The mentally incompetent will be in heaven. Jesus said, “Go therefore and make disciples of all the nations, baptizing them in the name of the Father and of the Son and of the Holy Spirit”(Matt. 28: 19). “Discipline” involves teaching. One must be able to comprehend the gospel and believe in Jesus (John 8:24). Without faith, baptism is merely a dunking in water (John 3:5). A special problem arises with those who are mentally competent but put off obedience unto God. Then some tragedy occurs and they lose their mental competency. They would be judged for the time they were “accountable” (2 Cor. 5: 10).
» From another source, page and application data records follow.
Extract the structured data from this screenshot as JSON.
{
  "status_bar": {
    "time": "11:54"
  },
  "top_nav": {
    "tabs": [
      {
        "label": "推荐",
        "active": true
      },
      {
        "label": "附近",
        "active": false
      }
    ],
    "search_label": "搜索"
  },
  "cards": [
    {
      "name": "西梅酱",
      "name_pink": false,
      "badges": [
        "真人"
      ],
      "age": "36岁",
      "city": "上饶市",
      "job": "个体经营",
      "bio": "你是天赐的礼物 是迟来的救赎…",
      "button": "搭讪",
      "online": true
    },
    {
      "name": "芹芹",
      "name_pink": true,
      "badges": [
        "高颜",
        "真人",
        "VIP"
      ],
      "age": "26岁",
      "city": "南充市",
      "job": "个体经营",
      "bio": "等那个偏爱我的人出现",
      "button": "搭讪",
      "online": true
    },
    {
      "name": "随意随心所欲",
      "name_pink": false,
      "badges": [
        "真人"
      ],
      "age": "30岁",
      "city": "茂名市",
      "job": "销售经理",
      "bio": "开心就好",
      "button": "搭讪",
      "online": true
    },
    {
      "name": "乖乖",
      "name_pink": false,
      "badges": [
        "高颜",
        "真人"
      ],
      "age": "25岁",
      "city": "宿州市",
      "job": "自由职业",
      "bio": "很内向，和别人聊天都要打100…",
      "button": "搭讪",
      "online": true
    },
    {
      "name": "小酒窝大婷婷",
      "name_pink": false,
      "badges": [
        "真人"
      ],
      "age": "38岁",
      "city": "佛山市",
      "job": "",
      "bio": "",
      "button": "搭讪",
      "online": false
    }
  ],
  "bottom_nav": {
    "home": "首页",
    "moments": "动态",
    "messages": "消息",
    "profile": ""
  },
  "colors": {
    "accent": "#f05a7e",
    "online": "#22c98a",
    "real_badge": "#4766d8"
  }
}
The redeemed who remain faithful will be in heaven. Jesus said, “I am the way (both the revealer and the redeemer), the truth (reliable, trustworthy), and the life (spiritual life). No one comes to the Father except through Me” (John 14:6). By the blood of Jesus we are redeemed (Eph. 1:7) and made fit for the kingdom of God. It is only because of this forgiveness that we can have fellowship with a perfect God (Rom. 3:25-26; 1 John 1:5). A person does not need money, education, or to be of a particular nationality to go to heaven. He only needs a humble (Matt. 5:3), receptive heart (Lk. 8:15) that is willing to obey the word of God (Matt. 7:24-25). Although only a few are willing to obey (Matt. 7:14), John depicts heaven as “a great multitude which no one could number, of all nations, tribes, peoples, and tongues, standing before the throne and before the Lamb, clothed with white robes, with palm branches in their hands” (Rev. 7:9). Imagine how incredible it will be to stand with that group!
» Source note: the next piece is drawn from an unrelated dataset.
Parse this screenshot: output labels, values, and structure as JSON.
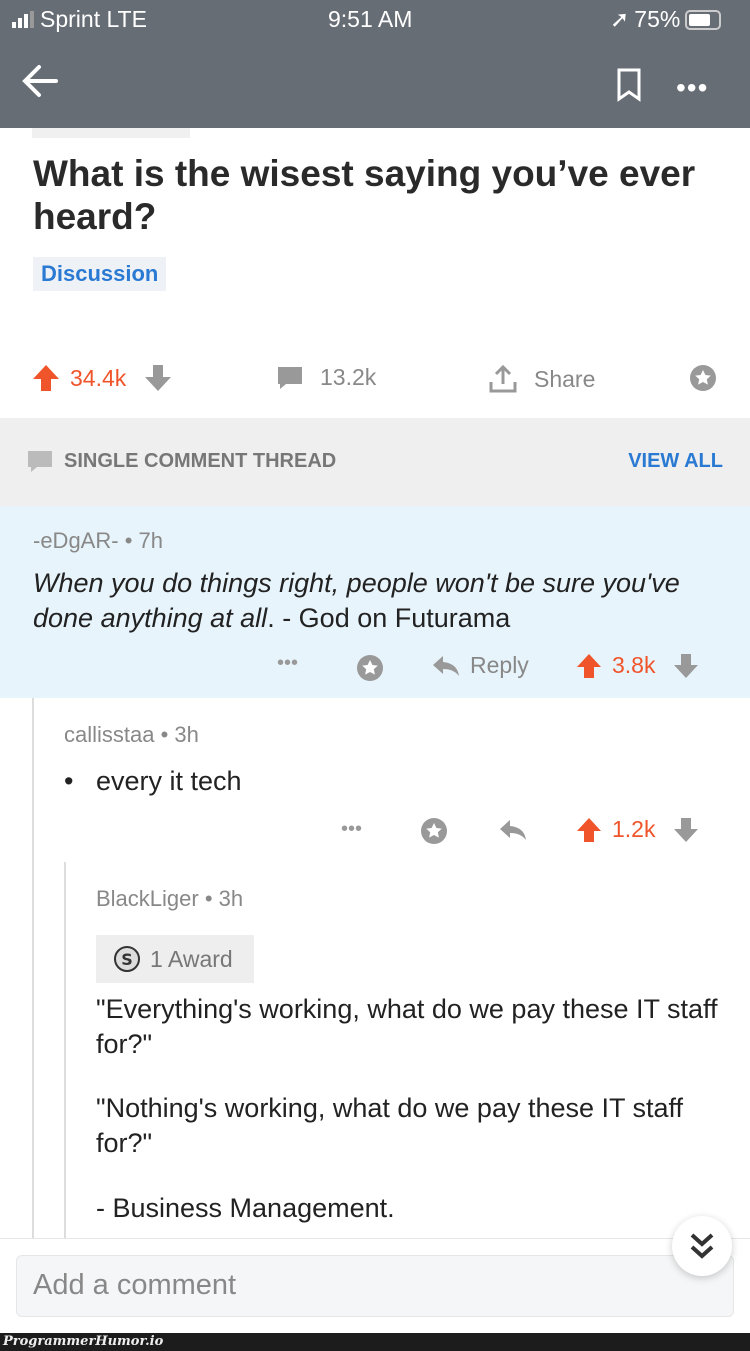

But heaven is not for everyone. Some might say with Machiavelli, “I desire to go to Hell, not to Heaven. In Hell I shall enjoy the company of popes, kings, and princes, but in Heaven are only beggars, monks, hermits, and apostles.”. No, he will not enjoy hell and heaven is far more that he envisions. It is the most wonderful place we could imagine (Rev. 21 & 22) with the best people whoever lived (Matt. 8:11; Heb. 12:22-24). Yet the best part is that the Father, the Son, and the Holy Spirit, along with all the heavenly hosts, will be there. It is no wonder that Paul would write, “For we who are in this tent (physical body) groan, being burdened, not because we want to be unclothed (spirit without the body), but further clothed (spiritual body), that mortality may be swallowed up by life” (2 Cor. 5:4).
If we are troubled or afraid, let us meditate more deeply on heaven and receive the peace that Jesus promised (John 14:27). Problems, the apostles learned, were “light . . . for a moment,” but they work “for us a far more exceeding and eternal weight of glory” (2 Cor. 4:17). Let us not be satisfied with a description of heaven, but let us live that we may experience heaven. Heaven inspired the apostles. May it inspire us as well.
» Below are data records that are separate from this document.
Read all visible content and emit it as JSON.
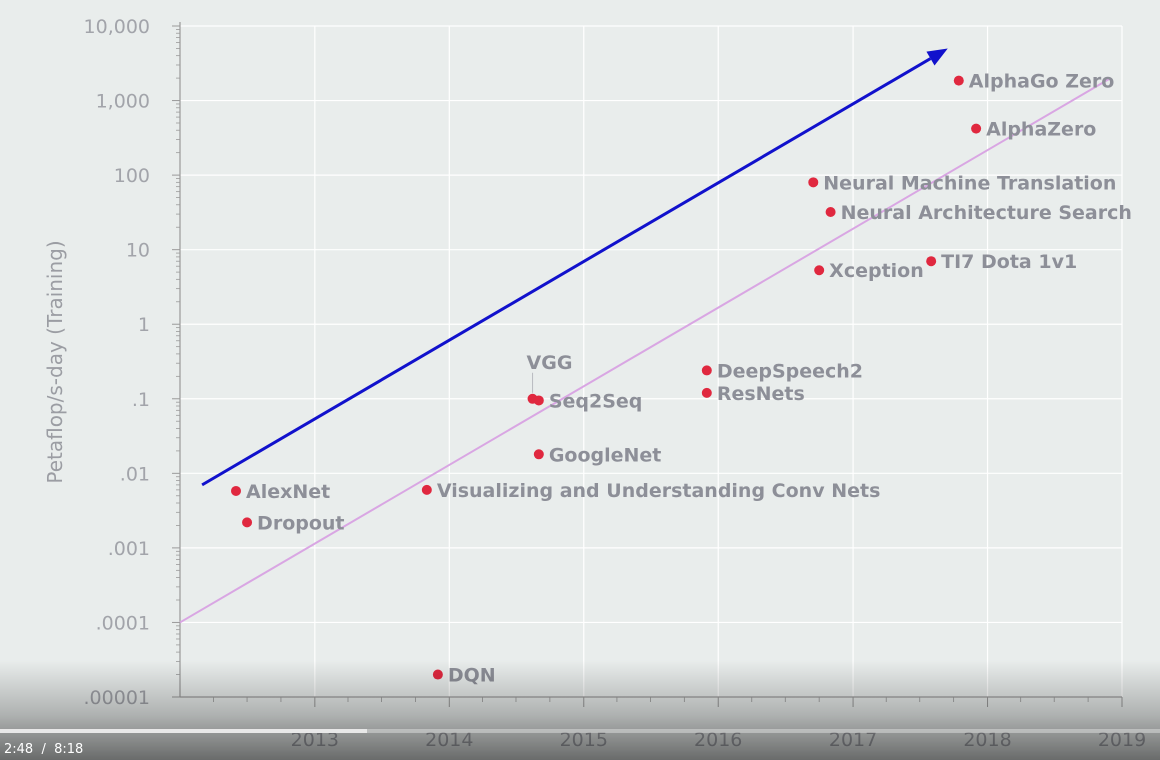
{
  "chart_data": {
    "type": "scatter",
    "title": "",
    "ylabel": "Petaflop/s-day (Training)",
    "xlabel": "",
    "y_scale": "log",
    "ylim": [
      1e-05,
      10000
    ],
    "xlim": [
      "2012-01-01",
      "2019-01-01"
    ],
    "x_tick_labels": [
      "2013",
      "2014",
      "2015",
      "2016",
      "2017",
      "2018",
      "2019"
    ],
    "y_tick_labels": [
      ".00001",
      ".0001",
      ".001",
      ".01",
      ".1",
      "1",
      "10",
      "100",
      "1,000",
      "10,000"
    ],
    "grid": true,
    "points": [
      {
        "label": "AlexNet",
        "date": "2012-06-01",
        "value": 0.0058
      },
      {
        "label": "Dropout",
        "date": "2012-07-01",
        "value": 0.0022
      },
      {
        "label": "DQN",
        "date": "2013-12-01",
        "value": 2e-05
      },
      {
        "label": "Visualizing and Understanding Conv Nets",
        "date": "2013-11-01",
        "value": 0.006
      },
      {
        "label": "GoogleNet",
        "date": "2014-09-01",
        "value": 0.018
      },
      {
        "label": "VGG",
        "date": "2014-08-15",
        "value": 0.1
      },
      {
        "label": "Seq2Seq",
        "date": "2014-09-01",
        "value": 0.095
      },
      {
        "label": "DeepSpeech2",
        "date": "2015-12-01",
        "value": 0.24
      },
      {
        "label": "ResNets",
        "date": "2015-12-01",
        "value": 0.12
      },
      {
        "label": "Xception",
        "date": "2016-10-01",
        "value": 5.3
      },
      {
        "label": "TI7 Dota 1v1",
        "date": "2017-08-01",
        "value": 7
      },
      {
        "label": "Neural Machine Translation",
        "date": "2016-09-15",
        "value": 80
      },
      {
        "label": "Neural Architecture Search",
        "date": "2016-11-01",
        "value": 32
      },
      {
        "label": "AlphaGo Zero",
        "date": "2017-10-15",
        "value": 1850
      },
      {
        "label": "AlphaZero",
        "date": "2017-12-01",
        "value": 420
      }
    ],
    "trend_line": {
      "from": {
        "date": "2012-01-01",
        "value": 0.0001
      },
      "to": {
        "date": "2018-12-01",
        "value": 2000
      }
    },
    "arrow": {
      "from": {
        "date": "2012-03-01",
        "value": 0.007
      },
      "to": {
        "date": "2017-09-15",
        "value": 5000
      }
    },
    "colors": {
      "point": "#e0283f",
      "label": "#8d8f98",
      "tick_label": "#a2a4aa",
      "axis_title": "#9b9da3",
      "grid": "#ffffff",
      "axis_line": "#9a9a9a",
      "trend_line": "#d9a6e3",
      "arrow": "#1111cc",
      "background": "#e9edec"
    }
  },
  "player": {
    "current_time": "2:48",
    "separator": "/",
    "duration": "8:18",
    "progress_fraction": 0.316,
    "colors": {
      "progress": "#e8e8e8",
      "text": "#ffffff"
    }
  }
}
Rosten, Leo. Religions Of America. New York: Simon and Schuster (1975), pp. 341-342.
Charles Spurgeon. The Treasury Of The Bible, Grand Rap-ids: Baker (1981), VI, p. 511.
Matt. 19:29; Lk. 18:30; In. 3:16; 4:14; 5:24; 6:27, 40, 47; 12:50.
Matt. 25: 46; Mk. 10:30; In. 3:15, 36; 5:39; 6:54; 10:28; 12:25; 17:2, 3.
Arndt, Gingrich, and Danker, pg. 595: Phil. 3:20; Lk. 10:20; Heb. 12:23; 2 Cor. 5:1; Matt. 5: 12; Lk. 6:23; Matt. 6:20; Lk. 12:33; Col. 1:5; 1 Pet. 1:4; Lk. 19: 38; Rev. 3:12; 21:2, 10. To these Thayer (465) would add: Matt. 19:21; Mk. 10:21; Lk. 18:22; Heb. 10:34.
Quoted by Bergan Evans, Dictionary of Quotations, 310, supposedly on his deathbed. New York: Simon and Schuster, 1975, pp. 341-342.
Guardian of Truth XL: 1 p. 20-21
January 4, 1996